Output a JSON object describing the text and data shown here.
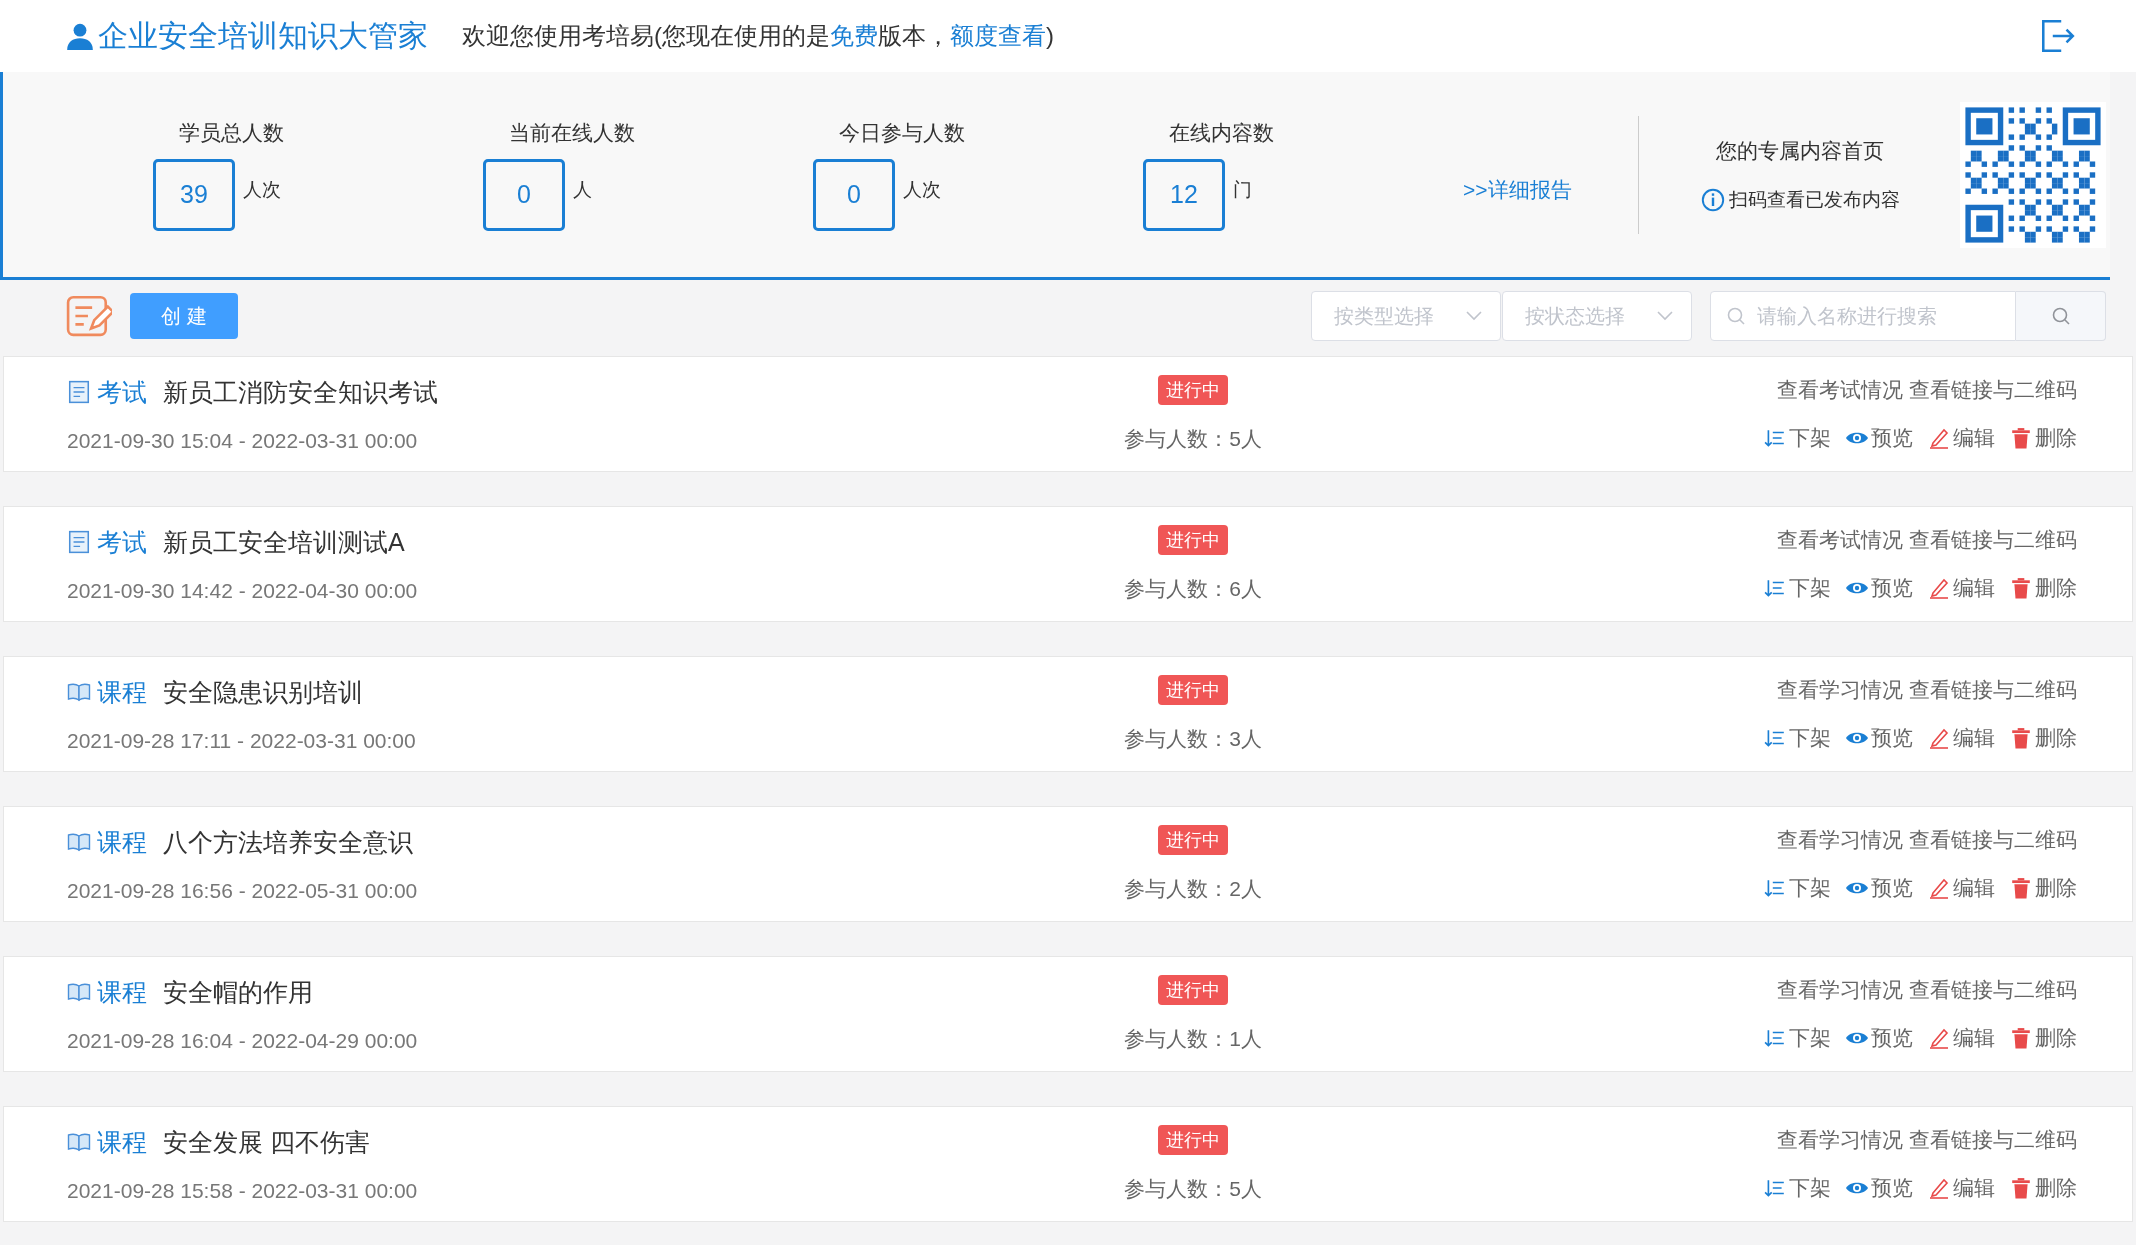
{
  "header": {
    "title": "企业安全培训知识大管家",
    "welcome_parts": [
      {
        "text": "欢迎您使用考培易(您现在使用的是",
        "link": false
      },
      {
        "text": "免费",
        "link": true
      },
      {
        "text": "版本，",
        "link": false
      },
      {
        "text": "额度查看",
        "link": true
      },
      {
        "text": ")",
        "link": false
      }
    ]
  },
  "stats": [
    {
      "label": "学员总人数",
      "value": "39",
      "unit": "人次"
    },
    {
      "label": "当前在线人数",
      "value": "0",
      "unit": "人"
    },
    {
      "label": "今日参与人数",
      "value": "0",
      "unit": "人次"
    },
    {
      "label": "在线内容数",
      "value": "12",
      "unit": "门"
    }
  ],
  "report_link": ">>详细报告",
  "homepage": {
    "title": "您的专属内容首页",
    "hint": "扫码查看已发布内容"
  },
  "toolbar": {
    "create_button": "创 建",
    "type_select": {
      "placeholder": "按类型选择"
    },
    "status_select": {
      "placeholder": "按状态选择"
    },
    "search": {
      "placeholder": "请输入名称进行搜索"
    }
  },
  "items": [
    {
      "kind": "exam",
      "type": "考试",
      "name": "新员工消防安全知识考试",
      "period": "2021-09-30 15:04 - 2022-03-31 00:00",
      "status": "进行中",
      "participants": "参与人数：5人",
      "view_link": "查看考试情况",
      "qr_link": "查看链接与二维码",
      "actions": [
        "下架",
        "预览",
        "编辑",
        "删除"
      ]
    },
    {
      "kind": "exam",
      "type": "考试",
      "name": "新员工安全培训测试A",
      "period": "2021-09-30 14:42 - 2022-04-30 00:00",
      "status": "进行中",
      "participants": "参与人数：6人",
      "view_link": "查看考试情况",
      "qr_link": "查看链接与二维码",
      "actions": [
        "下架",
        "预览",
        "编辑",
        "删除"
      ]
    },
    {
      "kind": "course",
      "type": "课程",
      "name": "安全隐患识别培训",
      "period": "2021-09-28 17:11 - 2022-03-31 00:00",
      "status": "进行中",
      "participants": "参与人数：3人",
      "view_link": "查看学习情况",
      "qr_link": "查看链接与二维码",
      "actions": [
        "下架",
        "预览",
        "编辑",
        "删除"
      ]
    },
    {
      "kind": "course",
      "type": "课程",
      "name": "八个方法培养安全意识",
      "period": "2021-09-28 16:56 - 2022-05-31 00:00",
      "status": "进行中",
      "participants": "参与人数：2人",
      "view_link": "查看学习情况",
      "qr_link": "查看链接与二维码",
      "actions": [
        "下架",
        "预览",
        "编辑",
        "删除"
      ]
    },
    {
      "kind": "course",
      "type": "课程",
      "name": "安全帽的作用",
      "period": "2021-09-28 16:04 - 2022-04-29 00:00",
      "status": "进行中",
      "participants": "参与人数：1人",
      "view_link": "查看学习情况",
      "qr_link": "查看链接与二维码",
      "actions": [
        "下架",
        "预览",
        "编辑",
        "删除"
      ]
    },
    {
      "kind": "course",
      "type": "课程",
      "name": "安全发展 四不伤害",
      "period": "2021-09-28 15:58 - 2022-03-31 00:00",
      "status": "进行中",
      "participants": "参与人数：5人",
      "view_link": "查看学习情况",
      "qr_link": "查看链接与二维码",
      "actions": [
        "下架",
        "预览",
        "编辑",
        "删除"
      ]
    }
  ]
}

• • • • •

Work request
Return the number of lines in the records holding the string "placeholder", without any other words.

The answer
3